SPRING RAIN, SUMMER HEAT by Josh Peterson
A5, 182 pages, Black & white printed, Perfect bound, Softcover, 2020
I'm writing this from the psychiatric ward of the county hospital. It's an odd place, with low ceilings, on the fourth floor. There are ongoing renovations in-progress, with no scheduled completion in sight. The window at the check-in station is a bursting, shattered web held in place with sheets of Plexiglas, in lieu of repair. I ask a brunette orderly about it; she says it was done by a patient, but that she feels it's a good representation of the facility, its function, and us patients.
My room nears the end of a hallway, with safety windows that cannot be opened and furniture that is too heavy to lift. There is, at least, a private toilet. The heater's metallic buzz drone substitutes my desire for music. The walls look a pallid beige in day and a medical lavender after dark. The fixtures are grey brushed steel.
Soon, my mother will visit, as my stay here wears out its use. I came here of my own accord, and am fortunate enough to have the option of leaving in the same manner tomorrow.
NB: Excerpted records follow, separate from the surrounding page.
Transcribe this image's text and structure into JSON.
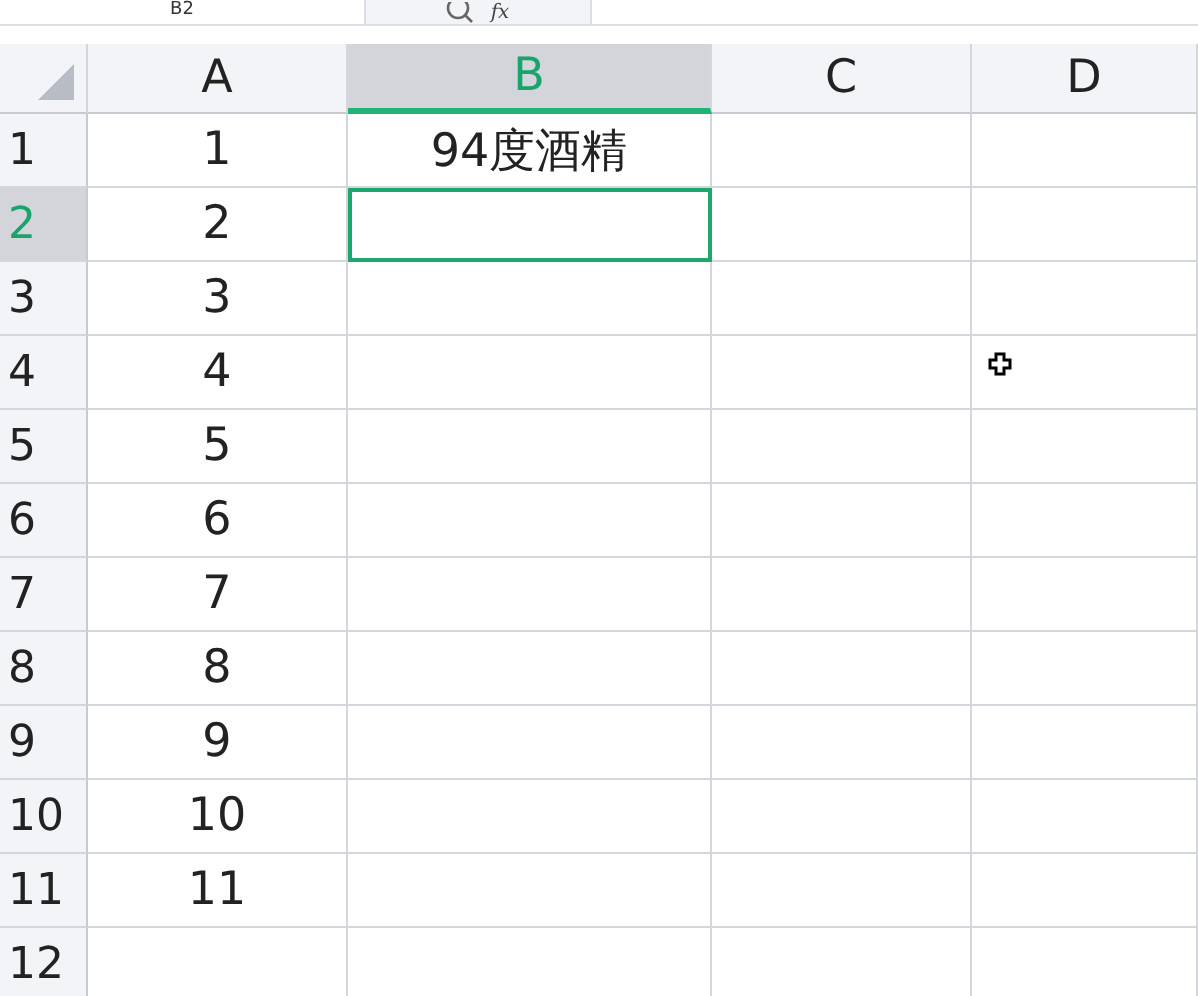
{
  "formula_bar": {
    "name_box": "B2",
    "function_label": "fx"
  },
  "columns": [
    {
      "label": "A",
      "selected": false
    },
    {
      "label": "B",
      "selected": true
    },
    {
      "label": "C",
      "selected": false
    },
    {
      "label": "D",
      "selected": false
    }
  ],
  "rows": [
    {
      "label": "1",
      "selected": false,
      "cells": [
        {
          "text": "1",
          "selected": false
        },
        {
          "text": "94度酒精",
          "selected": false
        },
        {
          "selected": false
        },
        {
          "selected": false
        }
      ]
    },
    {
      "label": "2",
      "selected": true,
      "cells": [
        {
          "text": "2",
          "selected": false
        },
        {
          "selected": true
        },
        {
          "selected": false
        },
        {
          "selected": false
        }
      ]
    },
    {
      "label": "3",
      "selected": false,
      "cells": [
        {
          "text": "3",
          "selected": false
        },
        {
          "selected": false
        },
        {
          "selected": false
        },
        {
          "selected": false
        }
      ]
    },
    {
      "label": "4",
      "selected": false,
      "cells": [
        {
          "text": "4",
          "selected": false
        },
        {
          "selected": false
        },
        {
          "selected": false
        },
        {
          "selected": false
        }
      ]
    },
    {
      "label": "5",
      "selected": false,
      "cells": [
        {
          "text": "5",
          "selected": false
        },
        {
          "selected": false
        },
        {
          "selected": false
        },
        {
          "selected": false
        }
      ]
    },
    {
      "label": "6",
      "selected": false,
      "cells": [
        {
          "text": "6",
          "selected": false
        },
        {
          "selected": false
        },
        {
          "selected": false
        },
        {
          "selected": false
        }
      ]
    },
    {
      "label": "7",
      "selected": false,
      "cells": [
        {
          "text": "7",
          "selected": false
        },
        {
          "selected": false
        },
        {
          "selected": false
        },
        {
          "selected": false
        }
      ]
    },
    {
      "label": "8",
      "selected": false,
      "cells": [
        {
          "text": "8",
          "selected": false
        },
        {
          "selected": false
        },
        {
          "selected": false
        },
        {
          "selected": false
        }
      ]
    },
    {
      "label": "9",
      "selected": false,
      "cells": [
        {
          "text": "9",
          "selected": false
        },
        {
          "selected": false
        },
        {
          "selected": false
        },
        {
          "selected": false
        }
      ]
    },
    {
      "label": "10",
      "selected": false,
      "cells": [
        {
          "text": "10",
          "selected": false
        },
        {
          "selected": false
        },
        {
          "selected": false
        },
        {
          "selected": false
        }
      ]
    },
    {
      "label": "11",
      "selected": false,
      "cells": [
        {
          "text": "11",
          "selected": false
        },
        {
          "selected": false
        },
        {
          "selected": false
        },
        {
          "selected": false
        }
      ]
    },
    {
      "label": "12",
      "selected": false,
      "cells": [
        {
          "selected": false
        },
        {
          "selected": false
        },
        {
          "selected": false
        },
        {
          "selected": false
        }
      ]
    }
  ]
}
Overworked and patronizing doctors don't want me elongating their short hours, anyhow. I've got a publisher wondering why I haven't yet replied to an email, and several assignments to finish. My nails could use a trim, and my stubble is Velcro against my mask. Most of all, I miss my dog. I'm sure the two of them understand. These – these kind souls.
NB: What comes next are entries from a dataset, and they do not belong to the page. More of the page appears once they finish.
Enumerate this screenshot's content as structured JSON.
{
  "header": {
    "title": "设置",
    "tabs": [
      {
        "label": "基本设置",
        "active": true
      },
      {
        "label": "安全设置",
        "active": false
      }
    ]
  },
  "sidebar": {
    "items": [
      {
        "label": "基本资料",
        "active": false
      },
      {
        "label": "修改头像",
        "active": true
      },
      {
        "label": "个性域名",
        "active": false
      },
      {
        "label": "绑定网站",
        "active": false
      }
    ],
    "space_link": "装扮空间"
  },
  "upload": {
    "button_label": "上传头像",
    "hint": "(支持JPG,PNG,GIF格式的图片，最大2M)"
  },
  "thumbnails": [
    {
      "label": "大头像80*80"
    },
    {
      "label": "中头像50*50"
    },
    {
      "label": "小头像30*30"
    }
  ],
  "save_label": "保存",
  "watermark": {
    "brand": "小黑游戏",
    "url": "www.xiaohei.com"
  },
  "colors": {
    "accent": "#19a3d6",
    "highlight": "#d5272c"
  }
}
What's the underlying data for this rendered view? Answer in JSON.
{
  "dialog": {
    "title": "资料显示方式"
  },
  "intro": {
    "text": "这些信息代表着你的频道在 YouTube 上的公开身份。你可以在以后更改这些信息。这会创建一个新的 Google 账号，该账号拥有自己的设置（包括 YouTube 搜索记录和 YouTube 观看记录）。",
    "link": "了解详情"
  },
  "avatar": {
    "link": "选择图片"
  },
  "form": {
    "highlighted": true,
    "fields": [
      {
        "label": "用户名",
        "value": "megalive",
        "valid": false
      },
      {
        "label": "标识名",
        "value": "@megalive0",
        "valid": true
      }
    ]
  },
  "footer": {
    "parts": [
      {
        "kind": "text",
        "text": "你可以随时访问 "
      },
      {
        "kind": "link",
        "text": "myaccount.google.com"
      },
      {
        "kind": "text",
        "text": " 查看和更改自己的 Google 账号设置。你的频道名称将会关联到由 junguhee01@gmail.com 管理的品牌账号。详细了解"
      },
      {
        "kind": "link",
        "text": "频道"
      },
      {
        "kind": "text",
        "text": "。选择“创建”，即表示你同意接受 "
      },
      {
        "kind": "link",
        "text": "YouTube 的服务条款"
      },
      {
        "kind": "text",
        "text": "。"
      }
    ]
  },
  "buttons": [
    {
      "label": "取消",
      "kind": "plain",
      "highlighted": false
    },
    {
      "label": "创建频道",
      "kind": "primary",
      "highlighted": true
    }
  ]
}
In honesty, it felt good to get it off my chest. I told them (almost) everything: the history of abuse, the crimes, the shattered family, the dead friends, the drinking, the drugs. Nobody ever asks about any of the murders.
And best of all, a sexy boy smiled at me.